ACTION ITEM: Which lines in the listing below contain "counter"? Copy each of them.

RECORDS:
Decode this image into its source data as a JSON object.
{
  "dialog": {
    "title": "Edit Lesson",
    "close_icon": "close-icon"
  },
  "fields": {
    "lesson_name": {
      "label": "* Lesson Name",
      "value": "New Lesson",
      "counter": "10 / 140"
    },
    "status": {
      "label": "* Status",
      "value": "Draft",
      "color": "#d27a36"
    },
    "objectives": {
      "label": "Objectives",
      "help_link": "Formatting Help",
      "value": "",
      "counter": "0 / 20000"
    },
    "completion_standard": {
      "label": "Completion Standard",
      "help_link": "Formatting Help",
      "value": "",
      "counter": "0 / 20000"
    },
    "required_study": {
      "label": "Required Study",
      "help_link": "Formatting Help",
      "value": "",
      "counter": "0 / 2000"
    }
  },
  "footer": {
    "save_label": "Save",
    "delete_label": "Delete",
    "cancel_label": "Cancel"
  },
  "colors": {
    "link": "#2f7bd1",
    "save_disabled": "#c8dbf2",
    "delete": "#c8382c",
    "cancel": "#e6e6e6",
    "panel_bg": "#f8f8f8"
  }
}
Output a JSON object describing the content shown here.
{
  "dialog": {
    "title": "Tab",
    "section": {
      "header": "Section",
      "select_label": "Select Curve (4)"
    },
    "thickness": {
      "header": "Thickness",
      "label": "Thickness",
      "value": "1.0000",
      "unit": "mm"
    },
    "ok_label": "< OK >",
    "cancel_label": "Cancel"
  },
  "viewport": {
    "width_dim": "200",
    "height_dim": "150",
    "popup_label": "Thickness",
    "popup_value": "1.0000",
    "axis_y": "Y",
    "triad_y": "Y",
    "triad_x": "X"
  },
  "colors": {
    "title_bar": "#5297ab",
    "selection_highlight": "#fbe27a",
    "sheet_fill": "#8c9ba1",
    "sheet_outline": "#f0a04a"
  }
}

EXERCISE OUTPUT:
      "counter": "10 / 140"
      "counter": "0 / 20000"
      "counter": "0 / 20000"
      "counter": "0 / 2000"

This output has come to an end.